« on: May 07, 2015, 07:10:49 AM »
There's a lot to unpack here. So let me start with the basics- you failed to provide one crucial piece of information. What state? Every state has a different bar. Some states' bars are notorious for the C&F (sometimes called moral character and fitness) determinations, some states are a little more lax. So that would help.
Next, your question is whether this will impact the determination. That's easy- yes, it will. It will impact it. The type of impact it will have is the interesting question.

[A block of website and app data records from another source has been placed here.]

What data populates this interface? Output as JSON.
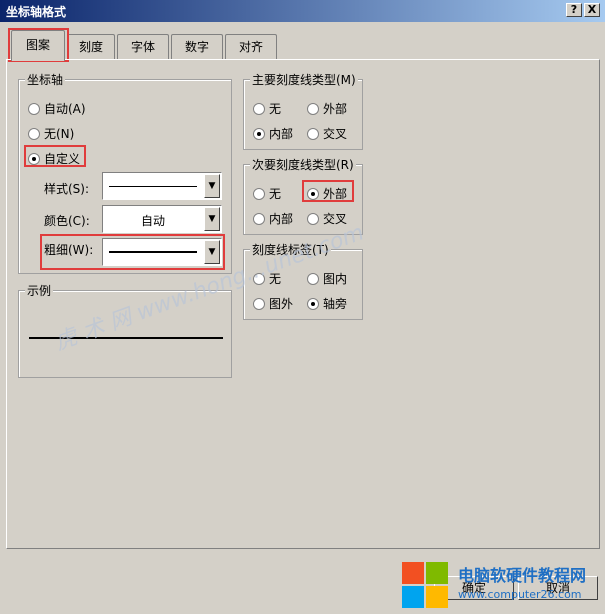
{
  "window": {
    "title": "坐标轴格式",
    "help_btn": "?",
    "close_btn": "X"
  },
  "tabs": [
    {
      "label": "图案",
      "active": true
    },
    {
      "label": "刻度",
      "active": false
    },
    {
      "label": "字体",
      "active": false
    },
    {
      "label": "数字",
      "active": false
    },
    {
      "label": "对齐",
      "active": false
    }
  ],
  "axis_group": {
    "title": "坐标轴",
    "options": [
      {
        "label": "自动(A)",
        "selected": false
      },
      {
        "label": "无(N)",
        "selected": false
      },
      {
        "label": "自定义",
        "selected": true
      }
    ],
    "style_label": "样式(S):",
    "color_label": "颜色(C):",
    "color_value": "自动",
    "weight_label": "粗细(W):"
  },
  "sample_group": {
    "title": "示例"
  },
  "major_tick": {
    "title": "主要刻度线类型(M)",
    "options": [
      {
        "label": "无",
        "selected": false
      },
      {
        "label": "外部",
        "selected": false
      },
      {
        "label": "内部",
        "selected": true
      },
      {
        "label": "交叉",
        "selected": false
      }
    ]
  },
  "minor_tick": {
    "title": "次要刻度线类型(R)",
    "options": [
      {
        "label": "无",
        "selected": false
      },
      {
        "label": "外部",
        "selected": true
      },
      {
        "label": "内部",
        "selected": false
      },
      {
        "label": "交叉",
        "selected": false
      }
    ]
  },
  "tick_labels": {
    "title": "刻度线标签(T)",
    "options": [
      {
        "label": "无",
        "selected": false
      },
      {
        "label": "图内",
        "selected": false
      },
      {
        "label": "图外",
        "selected": false
      },
      {
        "label": "轴旁",
        "selected": true
      }
    ]
  },
  "buttons": {
    "ok": "确定",
    "cancel": "取消"
  },
  "watermark": "虎 术 网   www.hong...unet.com",
  "brand": {
    "line1": "电脑软硬件教程网",
    "line2": "www.computer26.com"
  },
  "colors": {
    "highlight": "#e03c3c",
    "titlebar": "#0a246a"
  }
}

Then there's the issue of re-enrolling. Here's the thing- when you re-enroll, you have to be 150% honest. Go above and beyond. Disclose everything to the law school. Why? Because what kills people with "issues" isn't just the issue, it's the candor. The bar loves that word. They don't like to screw you on the actual issues (for reasons we will discuss shortly), but they will nail you every time if you haven't been candid. Partly it's because you are required to be candid as an attorney. Partly it's because that's one area where the bar can restrict membership easily, and if you've lied or failed to disclose on a law school admission, they can go after you for that.
Now, you'll have to divide the issues into two areas- the legal issues, and the medical issues. While you present them as intertwined, and they are, they present slightly different issues. The legal issues (the stay order, the campus sanctions) are the type of issues that, but for your illness, you'd have to otherwise explain away. The mental illness issue, properly treated, also would not be enough to deny you admission.

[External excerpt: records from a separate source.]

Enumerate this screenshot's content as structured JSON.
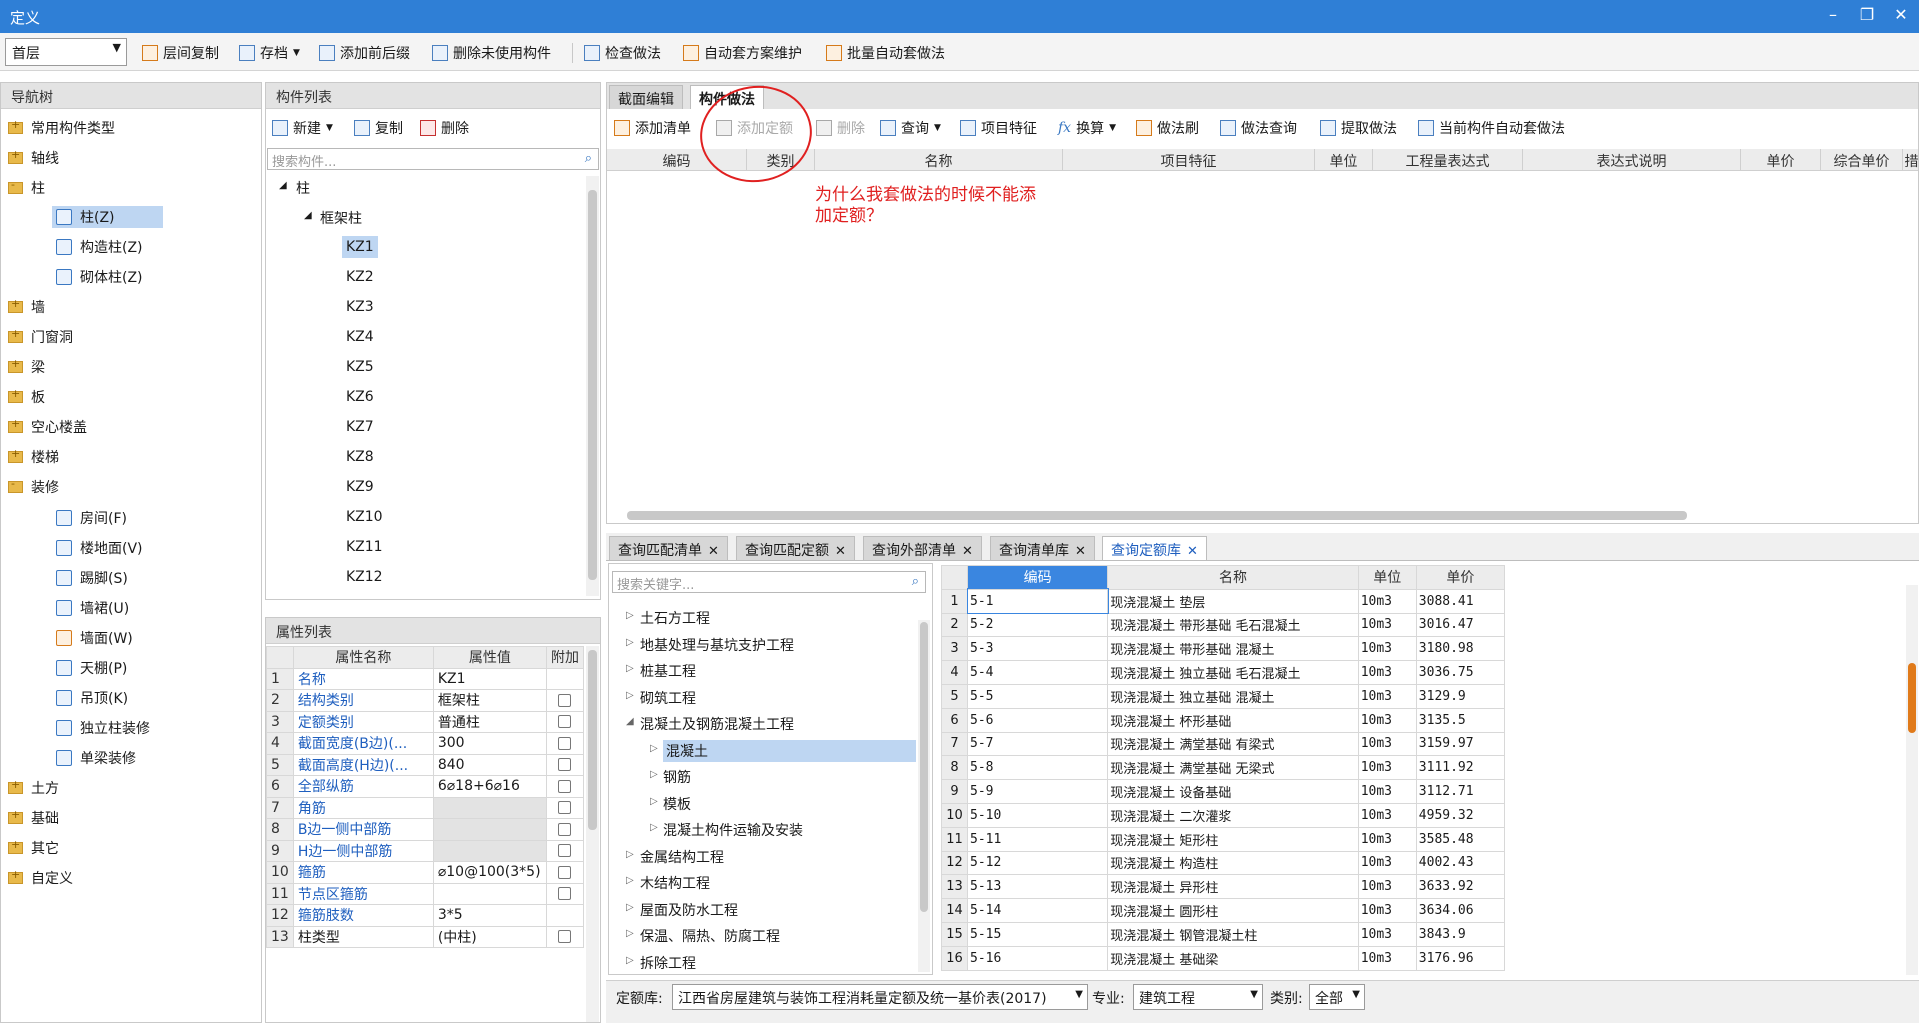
{
  "window": {
    "title": "定义",
    "minimize": "–",
    "restore": "❐",
    "close": "✕"
  },
  "toolbar": {
    "floor_value": "首层",
    "buttons": [
      "层间复制",
      "存档",
      "添加前后缀",
      "删除未使用构件",
      "检查做法",
      "自动套方案维护",
      "批量自动套做法"
    ]
  },
  "nav": {
    "title": "导航树",
    "items": [
      {
        "label": "常用构件类型",
        "level": 0
      },
      {
        "label": "轴线",
        "level": 0
      },
      {
        "label": "柱",
        "level": 0,
        "open": true
      },
      {
        "label": "柱(Z)",
        "level": 1,
        "selected": true
      },
      {
        "label": "构造柱(Z)",
        "level": 1
      },
      {
        "label": "砌体柱(Z)",
        "level": 1
      },
      {
        "label": "墙",
        "level": 0
      },
      {
        "label": "门窗洞",
        "level": 0
      },
      {
        "label": "梁",
        "level": 0
      },
      {
        "label": "板",
        "level": 0
      },
      {
        "label": "空心楼盖",
        "level": 0
      },
      {
        "label": "楼梯",
        "level": 0
      },
      {
        "label": "装修",
        "level": 0,
        "open": true
      },
      {
        "label": "房间(F)",
        "level": 1
      },
      {
        "label": "楼地面(V)",
        "level": 1
      },
      {
        "label": "踢脚(S)",
        "level": 1
      },
      {
        "label": "墙裙(U)",
        "level": 1
      },
      {
        "label": "墙面(W)",
        "level": 1
      },
      {
        "label": "天棚(P)",
        "level": 1
      },
      {
        "label": "吊顶(K)",
        "level": 1
      },
      {
        "label": "独立柱装修",
        "level": 1
      },
      {
        "label": "单梁装修",
        "level": 1
      },
      {
        "label": "土方",
        "level": 0
      },
      {
        "label": "基础",
        "level": 0
      },
      {
        "label": "其它",
        "level": 0
      },
      {
        "label": "自定义",
        "level": 0
      }
    ]
  },
  "components": {
    "title": "构件列表",
    "new_label": "新建",
    "copy_label": "复制",
    "delete_label": "删除",
    "search_placeholder": "搜索构件...",
    "root": "柱",
    "group": "框架柱",
    "items": [
      "KZ1",
      "KZ2",
      "KZ3",
      "KZ4",
      "KZ5",
      "KZ6",
      "KZ7",
      "KZ8",
      "KZ9",
      "KZ10",
      "KZ11",
      "KZ12"
    ]
  },
  "properties": {
    "title": "属性列表",
    "headers": [
      "属性名称",
      "属性值",
      "附加"
    ],
    "rows": [
      {
        "n": "1",
        "name": "名称",
        "value": "KZ1",
        "check": false
      },
      {
        "n": "2",
        "name": "结构类别",
        "value": "框架柱",
        "check": true
      },
      {
        "n": "3",
        "name": "定额类别",
        "value": "普通柱",
        "check": true
      },
      {
        "n": "4",
        "name": "截面宽度(B边)(...",
        "value": "300",
        "check": true
      },
      {
        "n": "5",
        "name": "截面高度(H边)(...",
        "value": "840",
        "check": true
      },
      {
        "n": "6",
        "name": "全部纵筋",
        "value": "6⌀18+6⌀16",
        "check": true
      },
      {
        "n": "7",
        "name": "角筋",
        "value": "",
        "check": true,
        "gray": true
      },
      {
        "n": "8",
        "name": "B边一侧中部筋",
        "value": "",
        "check": true,
        "gray": true
      },
      {
        "n": "9",
        "name": "H边一侧中部筋",
        "value": "",
        "check": true,
        "gray": true
      },
      {
        "n": "10",
        "name": "箍筋",
        "value": "⌀10@100(3*5)",
        "check": true
      },
      {
        "n": "11",
        "name": "节点区箍筋",
        "value": "",
        "check": true
      },
      {
        "n": "12",
        "name": "箍筋肢数",
        "value": "3*5",
        "check": false
      },
      {
        "n": "13",
        "name": "柱类型",
        "value": "(中柱)",
        "check": true,
        "black": true
      }
    ]
  },
  "method_tabs": [
    "截面编辑",
    "构件做法"
  ],
  "method_toolbar": [
    "添加清单",
    "添加定额",
    "删除",
    "查询",
    "项目特征",
    "换算",
    "做法刷",
    "做法查询",
    "提取做法",
    "当前构件自动套做法"
  ],
  "method_grid_headers": [
    "编码",
    "类别",
    "名称",
    "项目特征",
    "单位",
    "工程量表达式",
    "表达式说明",
    "单价",
    "综合单价",
    "措施项目"
  ],
  "annotation": "为什么我套做法的时候不能添加定额？",
  "query_tabs": [
    "查询匹配清单",
    "查询匹配定额",
    "查询外部清单",
    "查询清单库",
    "查询定额库"
  ],
  "query": {
    "search_placeholder": "搜索关键字...",
    "tree": [
      {
        "label": "土石方工程",
        "level": 0
      },
      {
        "label": "地基处理与基坑支护工程",
        "level": 0
      },
      {
        "label": "桩基工程",
        "level": 0
      },
      {
        "label": "砌筑工程",
        "level": 0
      },
      {
        "label": "混凝土及钢筋混凝土工程",
        "level": 0,
        "open": true
      },
      {
        "label": "混凝土",
        "level": 1,
        "selected": true
      },
      {
        "label": "钢筋",
        "level": 1
      },
      {
        "label": "模板",
        "level": 1
      },
      {
        "label": "混凝土构件运输及安装",
        "level": 1
      },
      {
        "label": "金属结构工程",
        "level": 0
      },
      {
        "label": "木结构工程",
        "level": 0
      },
      {
        "label": "屋面及防水工程",
        "level": 0
      },
      {
        "label": "保温、隔热、防腐工程",
        "level": 0
      },
      {
        "label": "拆除工程",
        "level": 0
      }
    ],
    "headers": [
      "编码",
      "名称",
      "单位",
      "单价"
    ],
    "rows": [
      [
        "1",
        "5-1",
        "现浇混凝土 垫层",
        "10m3",
        "3088.41"
      ],
      [
        "2",
        "5-2",
        "现浇混凝土 带形基础 毛石混凝土",
        "10m3",
        "3016.47"
      ],
      [
        "3",
        "5-3",
        "现浇混凝土 带形基础 混凝土",
        "10m3",
        "3180.98"
      ],
      [
        "4",
        "5-4",
        "现浇混凝土 独立基础 毛石混凝土",
        "10m3",
        "3036.75"
      ],
      [
        "5",
        "5-5",
        "现浇混凝土 独立基础 混凝土",
        "10m3",
        "3129.9"
      ],
      [
        "6",
        "5-6",
        "现浇混凝土 杯形基础",
        "10m3",
        "3135.5"
      ],
      [
        "7",
        "5-7",
        "现浇混凝土 满堂基础 有梁式",
        "10m3",
        "3159.97"
      ],
      [
        "8",
        "5-8",
        "现浇混凝土 满堂基础 无梁式",
        "10m3",
        "3111.92"
      ],
      [
        "9",
        "5-9",
        "现浇混凝土 设备基础",
        "10m3",
        "3112.71"
      ],
      [
        "10",
        "5-10",
        "现浇混凝土 二次灌浆",
        "10m3",
        "4959.32"
      ],
      [
        "11",
        "5-11",
        "现浇混凝土 矩形柱",
        "10m3",
        "3585.48"
      ],
      [
        "12",
        "5-12",
        "现浇混凝土 构造柱",
        "10m3",
        "4002.43"
      ],
      [
        "13",
        "5-13",
        "现浇混凝土 异形柱",
        "10m3",
        "3633.92"
      ],
      [
        "14",
        "5-14",
        "现浇混凝土 圆形柱",
        "10m3",
        "3634.06"
      ],
      [
        "15",
        "5-15",
        "现浇混凝土 钢管混凝土柱",
        "10m3",
        "3843.9"
      ],
      [
        "16",
        "5-16",
        "现浇混凝土 基础梁",
        "10m3",
        "3176.96"
      ]
    ],
    "filter": {
      "quota_label": "定额库:",
      "quota_value": "江西省房屋建筑与装饰工程消耗量定额及统一基价表(2017)",
      "major_label": "专业:",
      "major_value": "建筑工程",
      "category_label": "类别:",
      "category_value": "全部"
    }
  },
  "colors": {
    "titlebar": "#2f7fd6",
    "selection": "#bed6f2",
    "header_highlight": "#3a86e0",
    "annotation": "#e02020",
    "link_blue": "#1f5fbf"
  }
}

But the mental illness issue is further complicated. IIRC, in the last few years, several state bars have come under fire because denying someone solely based on a mental illness may be considered a violation of the ADA. But this is an evolving area of the law.
Arggh... so what does this all mean?
1. Many states have some type of lawyer assistance for attorneys and/or law students who have struggled with mental illness or substance abuse. See if your state has one and contact them. They may be able to help you.
2. Be candid.
3. Be healthy!!!!!!
4. Talk to someone informally in your state who is a practitioner about your issues; maybe a professor at the law school could point you in the right direction (a PR prof?)? You may want to contact an attorney who specializes in bar admissions issues.
I don't want to write any of this to discourage you. Many attorneys have struggled with substance abuse and mental illness, and have not only been accepted by their state bar, but have successful practices. Just make sure you protect yourself.